> [Data under study]:

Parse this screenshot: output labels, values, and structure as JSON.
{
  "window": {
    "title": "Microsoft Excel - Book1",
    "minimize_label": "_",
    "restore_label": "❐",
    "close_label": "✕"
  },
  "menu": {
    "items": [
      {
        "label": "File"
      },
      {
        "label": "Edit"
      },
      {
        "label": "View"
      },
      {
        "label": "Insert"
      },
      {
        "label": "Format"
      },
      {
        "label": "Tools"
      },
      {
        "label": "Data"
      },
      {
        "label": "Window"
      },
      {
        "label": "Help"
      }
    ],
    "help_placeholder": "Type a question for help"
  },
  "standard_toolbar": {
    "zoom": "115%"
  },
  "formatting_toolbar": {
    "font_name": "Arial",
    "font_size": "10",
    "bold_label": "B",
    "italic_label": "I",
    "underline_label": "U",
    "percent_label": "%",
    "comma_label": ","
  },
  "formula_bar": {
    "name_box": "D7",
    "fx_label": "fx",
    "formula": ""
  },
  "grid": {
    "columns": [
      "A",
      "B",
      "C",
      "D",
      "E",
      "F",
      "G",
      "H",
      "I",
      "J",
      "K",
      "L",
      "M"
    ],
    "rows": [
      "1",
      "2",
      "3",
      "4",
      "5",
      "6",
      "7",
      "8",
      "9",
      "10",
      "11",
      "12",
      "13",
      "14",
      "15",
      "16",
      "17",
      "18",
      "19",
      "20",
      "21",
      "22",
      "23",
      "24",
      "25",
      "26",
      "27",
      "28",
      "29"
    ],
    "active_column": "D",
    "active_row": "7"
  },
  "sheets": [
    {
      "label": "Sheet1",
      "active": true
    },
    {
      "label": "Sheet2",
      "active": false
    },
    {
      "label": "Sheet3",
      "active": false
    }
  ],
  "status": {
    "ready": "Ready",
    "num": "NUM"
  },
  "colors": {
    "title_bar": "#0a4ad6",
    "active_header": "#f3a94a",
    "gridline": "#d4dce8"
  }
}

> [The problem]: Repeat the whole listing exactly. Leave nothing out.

> [Output of the task]:
Parse this screenshot: output labels, values, and structure as JSON.
{
  "window": {
    "title": "Microsoft Excel - Book1",
    "minimize_label": "_",
    "restore_label": "❐",
    "close_label": "✕"
  },
  "menu": {
    "items": [
      {
        "label": "File"
      },
      {
        "label": "Edit"
      },
      {
        "label": "View"
      },
      {
        "label": "Insert"
      },
      {
        "label": "Format"
      },
      {
        "label": "Tools"
      },
      {
        "label": "Data"
      },
      {
        "label": "Window"
      },
      {
        "label": "Help"
      }
    ],
    "help_placeholder": "Type a question for help"
  },
  "standard_toolbar": {
    "zoom": "115%"
  },
  "formatting_toolbar": {
    "font_name": "Arial",
    "font_size": "10",
    "bold_label": "B",
    "italic_label": "I",
    "underline_label": "U",
    "percent_label": "%",
    "comma_label": ","
  },
  "formula_bar": {
    "name_box": "D7",
    "fx_label": "fx",
    "formula": ""
  },
  "grid": {
    "columns": [
      "A",
      "B",
      "C",
      "D",
      "E",
      "F",
      "G",
      "H",
      "I",
      "J",
      "K",
      "L",
      "M"
    ],
    "rows": [
      "1",
      "2",
      "3",
      "4",
      "5",
      "6",
      "7",
      "8",
      "9",
      "10",
      "11",
      "12",
      "13",
      "14",
      "15",
      "16",
      "17",
      "18",
      "19",
      "20",
      "21",
      "22",
      "23",
      "24",
      "25",
      "26",
      "27",
      "28",
      "29"
    ],
    "active_column": "D",
    "active_row": "7"
  },
  "sheets": [
    {
      "label": "Sheet1",
      "active": true
    },
    {
      "label": "Sheet2",
      "active": false
    },
    {
      "label": "Sheet3",
      "active": false
    }
  ],
  "status": {
    "ready": "Ready",
    "num": "NUM"
  },
  "colors": {
    "title_bar": "#0a4ad6",
    "active_header": "#f3a94a",
    "gridline": "#d4dce8"
  }
}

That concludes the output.